▶ **Problem to solve**
Copy out, from the data, each line containing the string "bvadvocacia".

Element data from apps and pages:
*** Block opens ***
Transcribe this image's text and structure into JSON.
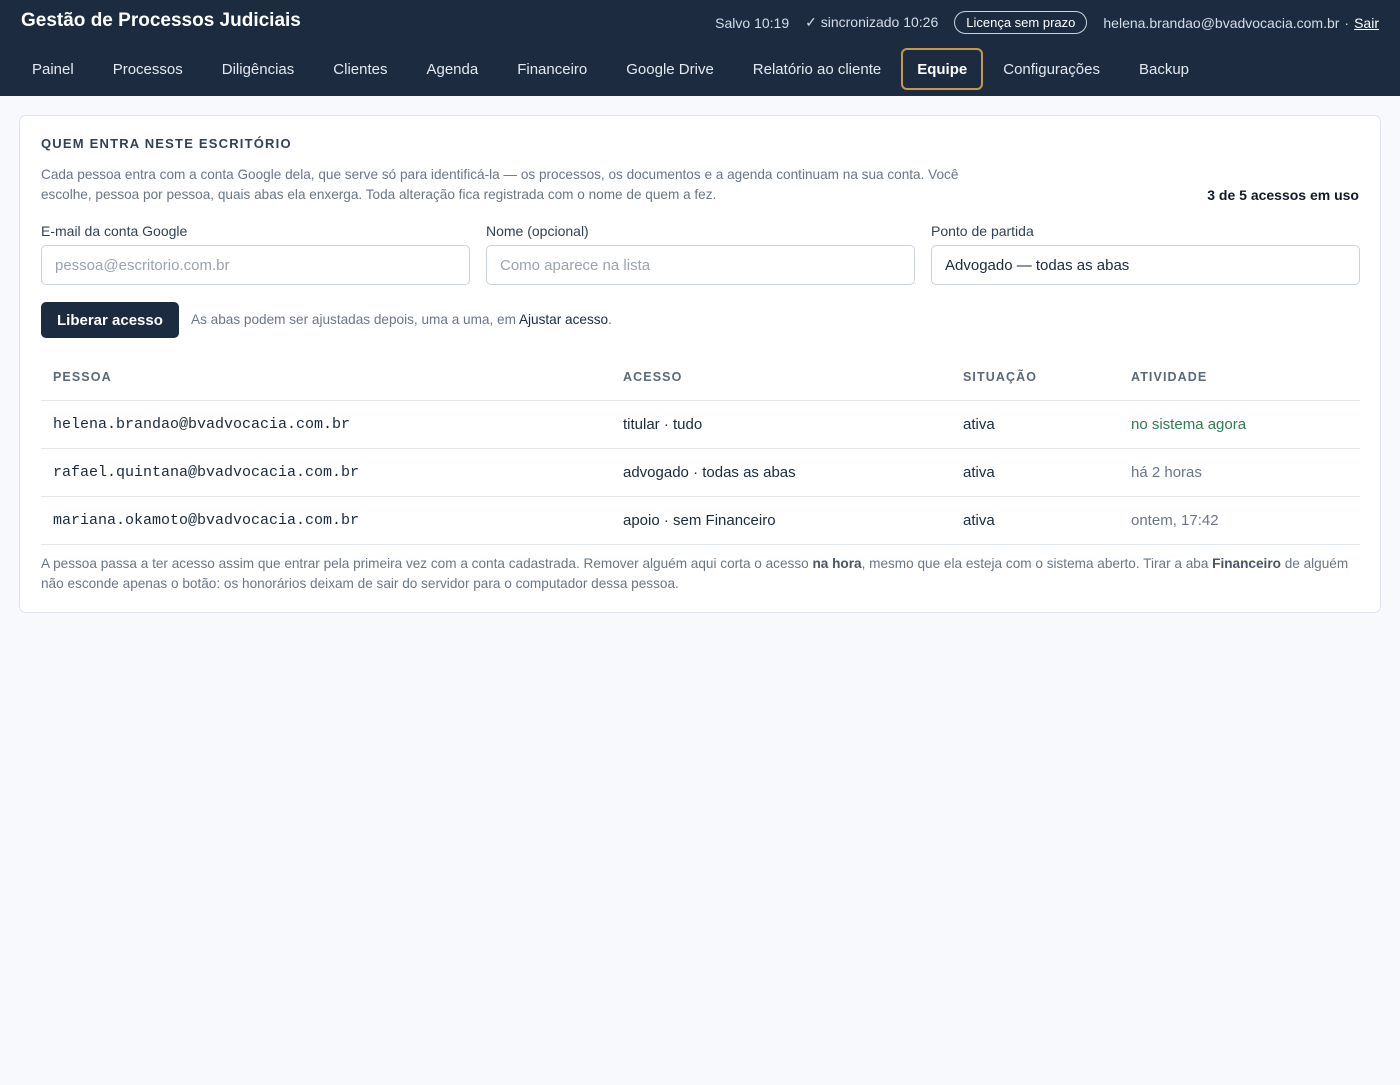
{
  "app": {
    "title": "Gestão de Processos Judiciais"
  },
  "status": {
    "saved": "Salvo 10:19",
    "sync": "✓ sincronizado 10:26",
    "license": "Licença sem prazo",
    "user": "helena.brandao@bvadvocacia.com.br",
    "separator": "·",
    "logout": "Sair"
  },
  "nav": {
    "items": [
      {
        "label": "Painel"
      },
      {
        "label": "Processos"
      },
      {
        "label": "Diligências"
      },
      {
        "label": "Clientes"
      },
      {
        "label": "Agenda"
      },
      {
        "label": "Financeiro"
      },
      {
        "label": "Google Drive"
      },
      {
        "label": "Relatório ao cliente"
      },
      {
        "label": "Equipe",
        "active": true
      },
      {
        "label": "Configurações"
      },
      {
        "label": "Backup"
      }
    ],
    "active_color": "#c49a4a"
  },
  "team": {
    "title": "QUEM ENTRA NESTE ESCRITÓRIO",
    "description": "Cada pessoa entra com a conta Google dela, que serve só para identificá-la — os processos, os documentos e a agenda continuam na sua conta. Você escolhe, pessoa por pessoa, quais abas ela enxerga. Toda alteração fica registrada com o nome de quem a fez.",
    "usage": "3 de 5 acessos em uso",
    "form": {
      "email_label": "E-mail da conta Google",
      "email_placeholder": "pessoa@escritorio.com.br",
      "name_label": "Nome (opcional)",
      "name_placeholder": "Como aparece na lista",
      "start_label": "Ponto de partida",
      "start_value": "Advogado — todas as abas",
      "submit": "Liberar acesso",
      "hint_prefix": "As abas podem ser ajustadas depois, uma a uma, em ",
      "hint_link": "Ajustar acesso",
      "hint_suffix": "."
    },
    "table": {
      "headers": [
        "PESSOA",
        "ACESSO",
        "SITUAÇÃO",
        "ATIVIDADE"
      ],
      "rows": [
        {
          "person": "helena.brandao@bvadvocacia.com.br",
          "access": "titular · tudo",
          "status": "ativa",
          "activity": "no sistema agora"
        },
        {
          "person": "rafael.quintana@bvadvocacia.com.br",
          "access": "advogado · todas as abas",
          "status": "ativa",
          "activity": "há 2 horas"
        },
        {
          "person": "mariana.okamoto@bvadvocacia.com.br",
          "access": "apoio · sem Financeiro",
          "status": "ativa",
          "activity": "ontem, 17:42"
        }
      ]
    },
    "footnote": {
      "part1": "A pessoa passa a ter acesso assim que entrar pela primeira vez com a conta cadastrada. Remover alguém aqui corta o acesso ",
      "bold1": "na hora",
      "part2": ", mesmo que ela esteja com o sistema aberto. Tirar a aba ",
      "bold2": "Financeiro",
      "part3": " de alguém não esconde apenas o botão: os honorários deixam de sair do servidor para o computador dessa pessoa."
    }
  },
  "colors": {
    "header_bg": "#1c2b40",
    "online": "#2e7d4f",
    "accent": "#c49a4a"
  }
}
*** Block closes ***
▶ **Result of this task**
    "user": "helena.brandao@bvadvocacia.com.br",
          "person": "helena.brandao@bvadvocacia.com.br",
          "person": "rafael.quintana@bvadvocacia.com.br",
          "person": "mariana.okamoto@bvadvocacia.com.br",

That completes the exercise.